The White House said on Friday it had pared down its infrastructure bill to $1.7 trillion from $2.25 trillion, with cuts to investments in broadband and roads and bridges, but Republicans dismissed the changes as insufficient for a deal.
The White House effort represented a desire by President Joe Biden to engage with the opposition party on an issue that the Democratic president has made a priority in his early days in office. But the two sides remain far apart on everything from the size of the package to how to pay for it.
White House officials held a call with a group of Republican senators on Friday to hash out some of their differences and present the new draft.
"This proposal exhibits a willingness to come down in size, giving on some areas that are important to the president ... while also staying firm in areas that are most vital to rebuilding our infrastructure and industries of the future," White House spokeswoman Jen Psaki told reporters.
Some aspects that had been removed from the new proposal, such as investments in research and development, would find their way into other bills, she said.
Republican US Senators Shelley Moore Capito, John Barrasso, Roy Blunt, Mike Crapo, Pat Toomey, and Roger Wicker have put forward their own proposal, which is much smaller than the White House version.

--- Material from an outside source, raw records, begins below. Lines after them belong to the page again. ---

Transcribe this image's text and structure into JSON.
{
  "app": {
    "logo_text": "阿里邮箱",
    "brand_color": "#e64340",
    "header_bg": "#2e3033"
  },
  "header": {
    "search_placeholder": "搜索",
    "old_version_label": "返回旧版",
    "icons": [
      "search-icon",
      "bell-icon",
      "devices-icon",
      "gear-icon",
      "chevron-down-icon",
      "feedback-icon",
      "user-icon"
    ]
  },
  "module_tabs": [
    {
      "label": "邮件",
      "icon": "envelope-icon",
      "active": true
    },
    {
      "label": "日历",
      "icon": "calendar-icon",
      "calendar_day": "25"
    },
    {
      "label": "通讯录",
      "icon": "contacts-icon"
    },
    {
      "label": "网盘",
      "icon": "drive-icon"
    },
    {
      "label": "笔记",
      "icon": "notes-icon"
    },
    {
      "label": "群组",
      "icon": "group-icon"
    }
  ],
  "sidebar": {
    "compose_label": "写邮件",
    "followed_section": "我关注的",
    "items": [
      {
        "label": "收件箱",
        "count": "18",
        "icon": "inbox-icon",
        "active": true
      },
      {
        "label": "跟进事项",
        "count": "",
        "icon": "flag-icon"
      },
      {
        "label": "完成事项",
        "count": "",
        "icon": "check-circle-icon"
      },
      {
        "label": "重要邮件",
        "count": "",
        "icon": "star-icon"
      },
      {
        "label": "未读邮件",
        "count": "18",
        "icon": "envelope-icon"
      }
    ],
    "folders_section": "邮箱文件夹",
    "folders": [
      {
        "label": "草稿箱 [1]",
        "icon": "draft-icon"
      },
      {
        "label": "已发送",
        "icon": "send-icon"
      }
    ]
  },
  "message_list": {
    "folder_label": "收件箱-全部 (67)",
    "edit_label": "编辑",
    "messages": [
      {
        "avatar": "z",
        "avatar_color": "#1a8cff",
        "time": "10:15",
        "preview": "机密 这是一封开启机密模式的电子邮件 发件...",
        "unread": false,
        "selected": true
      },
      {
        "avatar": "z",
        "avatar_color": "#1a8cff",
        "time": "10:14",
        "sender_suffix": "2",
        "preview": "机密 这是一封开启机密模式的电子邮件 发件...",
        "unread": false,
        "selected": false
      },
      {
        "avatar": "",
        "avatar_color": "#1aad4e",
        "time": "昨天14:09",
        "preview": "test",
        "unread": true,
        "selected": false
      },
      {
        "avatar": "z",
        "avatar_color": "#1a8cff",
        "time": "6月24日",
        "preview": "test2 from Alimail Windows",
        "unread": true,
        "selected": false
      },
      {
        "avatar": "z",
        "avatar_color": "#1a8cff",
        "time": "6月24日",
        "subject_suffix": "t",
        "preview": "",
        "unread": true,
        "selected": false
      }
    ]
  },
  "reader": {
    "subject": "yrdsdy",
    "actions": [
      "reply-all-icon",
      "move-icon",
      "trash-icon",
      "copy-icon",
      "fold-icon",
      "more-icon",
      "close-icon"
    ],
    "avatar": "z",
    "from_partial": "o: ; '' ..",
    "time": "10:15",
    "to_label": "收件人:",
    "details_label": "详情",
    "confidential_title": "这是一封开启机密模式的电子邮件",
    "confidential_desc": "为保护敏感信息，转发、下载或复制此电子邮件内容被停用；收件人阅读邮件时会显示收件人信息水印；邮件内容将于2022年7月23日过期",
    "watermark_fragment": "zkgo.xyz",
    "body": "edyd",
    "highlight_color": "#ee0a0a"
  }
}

They said the White House proposal could not pass Congress with bipartisan support.
"Based on today's meeting, the groups seem further apart after two meetings with White House staff than they were after one meeting with President Biden," the senators said in a statement, adding that they would continue to engage with the administration.
A White House memo showed Biden's new proposal would reduce spending on broadband to $65 billion, down from an initially proposed $100 billion.
Spending on roads, bridges and major infrastructure projects would drop to $120 billion, down from Biden's initial proposal of $159 billion but well above Republicans' desired $48 billion.
Psaki said that because the overall cost of the package had come down, the need for "pay-fors" would also be reduced. Biden remained committed to not raising taxes on people making less than $400,000 a year, she said.
The White House plan, which Republicans have decried as too expensive, would seek to address climate change and social issues such as elder care, in addition to revitalizing traditional transportation infrastructure.
It would cover the cost of the investments by raising taxes on US corporations and wealthy Americans. Top Republican lawmakers have said they would not agree to a tax hike.